Leading by example: Lydia’s story of mentorship, health and hope
As a young person living with HIV, Lydia Tariro Chanaiwa from Harare in Zimbabwe is proud of the difference she is making as a mentor to other young women.
Lydia supports a diverse group of adolescent girls and young women to claim their sexual and reproductive health and rights. This includes helping them to stay on HIV treatment and find mental resilience.
Her journey began as a community adolescent treatment supporter (CATS) though our READY+ programme, where she provided support, counselling and information to other young people living with HIV. She then went on to become a READY to Lead mentor.
Mother and mentor
In 2013, after having her son, Lydia began mentoring other young mothers living with HIV, supporting them to take their HIV medication correctly and get treatment for their babies.
“When I became a CATS, I started to accept myself as I was, so I could move on with life,” says Lydia. “After that, I had my child and he is [HIV] negative and I am so proud of that. As a young mentor mum I really feel good because none of the babies I have monitored are HIV positive.
“I have managed to empower other young girls to access sexual and reproductive health and rights services at the clinic. It is really nice to know that when they are having their day-to-day services, the clinic staff will say ‘we have Lydia to support you’. Then the clients know that they have a mother and sister to watch over them.”
After working with READY+ for a number of years – and as someone who is also living with HIV – Lydia has witnessed the day-to-day challenges of taking HIV medication correctly.
She says: “When you are young and you elope [move] to another family, it is really hard because you have to show your medicine everywhere, even though not everyone knows your status. I had a case where a young mother was forced to hide her medicine, she defaulted for most of three months and it was really hard for her but she had no alternative.
“Some say the pill is too big for them and some are afraid of the side effects.

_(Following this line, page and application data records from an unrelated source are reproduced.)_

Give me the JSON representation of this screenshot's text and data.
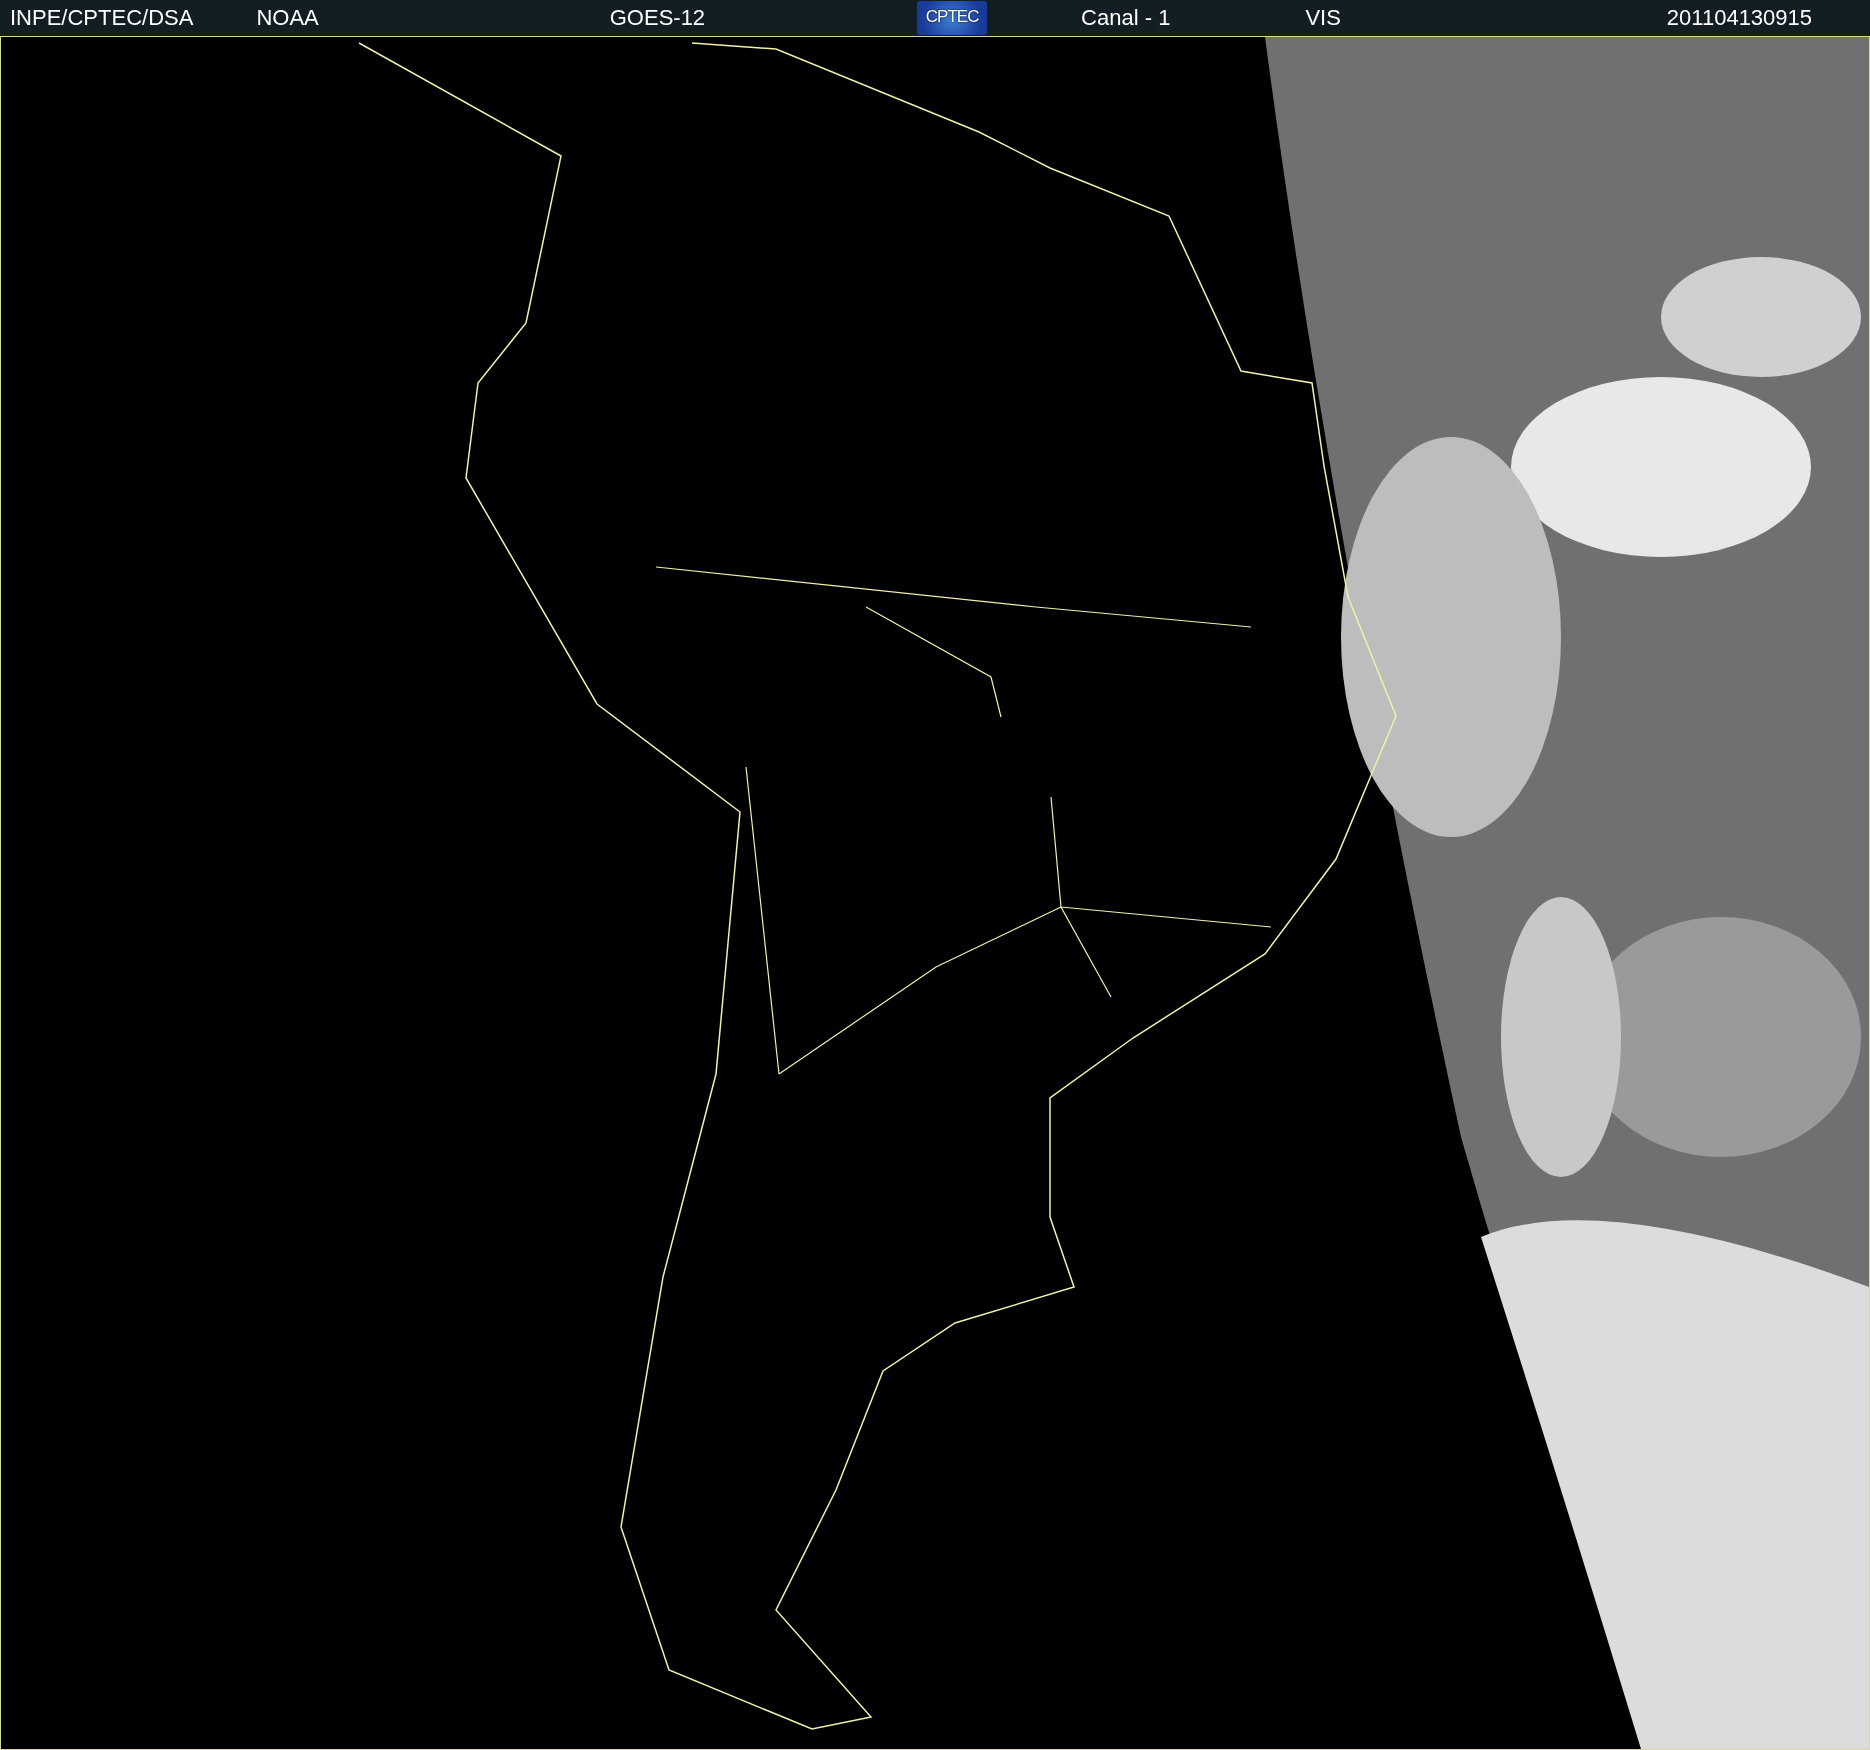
{
  "header": {
    "items": [
      {
        "kind": "text",
        "text": "INPE/CPTEC/DSA"
      },
      {
        "kind": "text",
        "text": "NOAA"
      },
      {
        "kind": "text",
        "text": "GOES-12"
      },
      {
        "kind": "logo",
        "text": "CPTEC"
      },
      {
        "kind": "text",
        "text": "Canal - 1"
      },
      {
        "kind": "text",
        "text": "VIS"
      },
      {
        "kind": "text",
        "text": "201104130915"
      }
    ]
  }
}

They think that if they take the pill it will affect their face and their body. You have to help them understand the reasons why they are taking their pills.”
Supporting young sex workers
Lydia has supported a number of young female sex workers who are living with HIV. These women face difficulties in taking regular medication and staying healthy. Sometimes the challenges can be as basic as the time of day medication has to be taken – a seemingly simple thing that in reality can become a huge barrier.
“For lots of them it will be really hard to take their pills when they have to be working during the night,” says Lydia. “So they will say ‘what if I take my pills in the daylight?’ and we have to say that this pill is only for the evening. This is a challenge for them because they work in the evening.”
Creating better clinics
Having now worked in a healthcare setting in Harare, Lydia knows about the ways in which something as straightforward as a clinic’s layout can present problems for young people living with HIV.
“The set-up of clinics here in Harare is already disclosing our status as young people,” she explains. “If you have HIV you go to a cabin then if you have general issues you go to another building. It’s not good for young people. They will say ‘I really want to come to the facility but the set-up is pushing me away.’”
The READY programme partners are working with healthcare settings to make them more adolescent friendly. CATS spend part of their time based in clinics and are on-hand to support young people with any questions they might have about testing, treatment and other areas like mental health.
Looking back, looking forward
Like many of those involved in READY+, Lydia does not want to lose touch with the young people she has dedicated so much of her time and care to. She is also passionate about sharing what she has learned through the programme with other young people around the world.
“If there was any chance where young people who are living with HIV could meet as a forum, with other countries – sharing our experiences, sharing ideas – that would be nice. We need to learn from other cultures, what they do, how they cope. That is my wish.”
Our READY+ programme
READY+ is working to reach 30,000 adolescents and young people living with HIV in eSwatini, Mozambique, Tanzania and Zimbabwe. The four-year programme is funded by the Embassy of the Kingdom of the Netherlands in Maputo, and led by Frontline AIDS, in partnership with Y+, AFRICAID/Zvandiri, Coordinating Assembly of NGOs in Swaziland (CANGO), Global Network of People Living with HIV (GNP+), M&C Saatchi World Services, Paediatric AIDS Treatment for Africa (PATA), and the Regional Psychosocial Support Initiative (REPSSI).
adolescents and young peopleCommunity Adolescent Treatment Supporter (CATS)Living with HIVpeer supportREADYsexual and reproductive health and rights